For more information, go to google.com, and click on Advanced Search.

http://www.google.com/advanced_search?hl=en

The Screen Savers! - HDD switch

Switch between two Hard Drives without a boot loader, perfect for linux and windows!



TechTV
5 min 50 sec - Sep 1, 2004
link: thescreensavers.com

Friday, March 23, 2007

Network Config

How Do I Configure Networking in RedHat Linux?

Depending on the version of RedHat, or Fedora:

redhat-config-network
system-config-network

bash-2.05b$ which redhat-config-network
/usr/bin/redhat-config-network
bash-2.05b$

Network Related Files:

/etc/sysconfig/network-scripts/ifcfg-eth0
/etc/sysconfig/network
/etc/hosts
/etc/resolv.conf


For more details, remember that the Red Hat Manuals are available online:

http://www.redhat.com/docs/manuals

Network Info:
http://www.redhat.com/docs/manuals/enterprise/RHEL-4-Manual/ref-guide/s1-networkscripts-interfaces.html

Simple HD Config Question

> From: Brian
> Sent: Thursday, March 22, 2007 2:41 PM
> To: Scott
> Subject: Simple HD config Question
>
>
> When you have a desktop with a diagnostic partition on the hard drive (like HP or DELL) can > you keep the diagnostic partition or do you have to wipe it? If you do keep it do you have to > use a special boot loader to allow you to still access the partition?
>
>
>
> -Brian F.

--------------------------------------------------------------------------------

You don't really need it. The utilites are usually the same ones that are on the CD. Dell likes to make it easier for their support, since users lose CDs, and have no clue on how to download and burn another one.

Compaq had a requirement that the SmartStart CD be used in order to install NT, but that is no longer required.

If you run fdisk, and reformat the drive, you can reclaim the space.

- scottm

Captain's Log, Stardate date +%Y%m%d


How do you get the current date to use in a Linux / Unix shell script?

Take a look at this simple backup script:
----------------------------------------------------

#!/bin/sh

export FILE_DATE=`date +%Y%m%d`

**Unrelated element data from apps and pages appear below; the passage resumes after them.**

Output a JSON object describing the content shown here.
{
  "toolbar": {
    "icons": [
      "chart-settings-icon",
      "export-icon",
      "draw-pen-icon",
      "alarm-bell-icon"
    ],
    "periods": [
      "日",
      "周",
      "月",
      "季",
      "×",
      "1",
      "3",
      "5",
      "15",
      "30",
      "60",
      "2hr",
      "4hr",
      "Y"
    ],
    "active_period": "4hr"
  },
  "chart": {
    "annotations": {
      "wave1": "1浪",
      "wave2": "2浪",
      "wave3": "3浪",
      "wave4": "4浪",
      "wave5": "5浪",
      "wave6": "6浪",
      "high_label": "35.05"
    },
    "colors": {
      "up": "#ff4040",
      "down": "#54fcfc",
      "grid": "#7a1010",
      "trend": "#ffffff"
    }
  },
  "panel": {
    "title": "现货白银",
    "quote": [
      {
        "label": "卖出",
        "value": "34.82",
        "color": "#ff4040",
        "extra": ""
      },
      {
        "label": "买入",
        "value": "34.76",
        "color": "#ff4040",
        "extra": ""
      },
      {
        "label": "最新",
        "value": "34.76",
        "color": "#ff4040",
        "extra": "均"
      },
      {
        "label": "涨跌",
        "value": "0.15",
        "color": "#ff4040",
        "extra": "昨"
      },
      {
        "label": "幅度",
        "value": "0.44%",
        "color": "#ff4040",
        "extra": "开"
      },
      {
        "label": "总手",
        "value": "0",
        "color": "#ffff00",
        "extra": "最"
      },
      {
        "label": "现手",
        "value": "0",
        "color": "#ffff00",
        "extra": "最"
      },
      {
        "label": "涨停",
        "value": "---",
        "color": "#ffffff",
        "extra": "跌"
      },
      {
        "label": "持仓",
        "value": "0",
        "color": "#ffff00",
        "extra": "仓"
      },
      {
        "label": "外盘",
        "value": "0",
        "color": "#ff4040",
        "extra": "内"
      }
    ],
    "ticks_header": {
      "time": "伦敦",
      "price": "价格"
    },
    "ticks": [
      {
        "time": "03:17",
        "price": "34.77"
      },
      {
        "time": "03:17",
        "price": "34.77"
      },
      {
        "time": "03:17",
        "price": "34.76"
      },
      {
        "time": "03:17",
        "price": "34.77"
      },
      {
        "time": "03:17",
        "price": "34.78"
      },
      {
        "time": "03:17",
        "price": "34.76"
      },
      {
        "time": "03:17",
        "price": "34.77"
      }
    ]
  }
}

export backup_file=backup_${FILE_DATE}.tgz

[ ! -d /opt/backups ] && mkdir -p /opt/backups

tar -zcvf /opt/backups/${backup_file} /var/named

----------------------------------------------------

What does that FILE_DATE variable do for me?

Well, let's try it on the command line.

bash-2.05b$ export FILE_DATE=`date +%Y%m%d`
bash-2.05b$ echo $FILE_DATE
20070323

Ah, so that's how we get the current date in a usable format. This method makes the files sortable later. Of course, if you need more than one backup per day, you can always add more date options.

Notice a few things about this method of scripting.

1) export, is optional, but it makes the environmet variable available to other scripts.
2) backticks ` are not to be confused with single quotes '
3) variables can be combined with text, or even become part of another variable. Not the ${} to enclose the variable name. The characters are optional when the variable is separated by spaces, but in this case, the variable is part of a string of text.

4) Note the common sysadmin trick of a one line if statement. Rather than using "if", we use the double ampersand "&&". This is interpreted as If the stuff in the brackets [ ] is true, then do the stuff on the right. So, basically, if there is no /opt/backups directory, then make one.

So what does the file look like when we run the script?

If you run it on March 23, 2007, it would look like this

/opt/backups/backup_20070323.tgz

In this example, we are just backing up /var/named, which is helpful for a DNS server, so you will have to modify as needed. The idea is just to show a few scripting techinques.


- scottm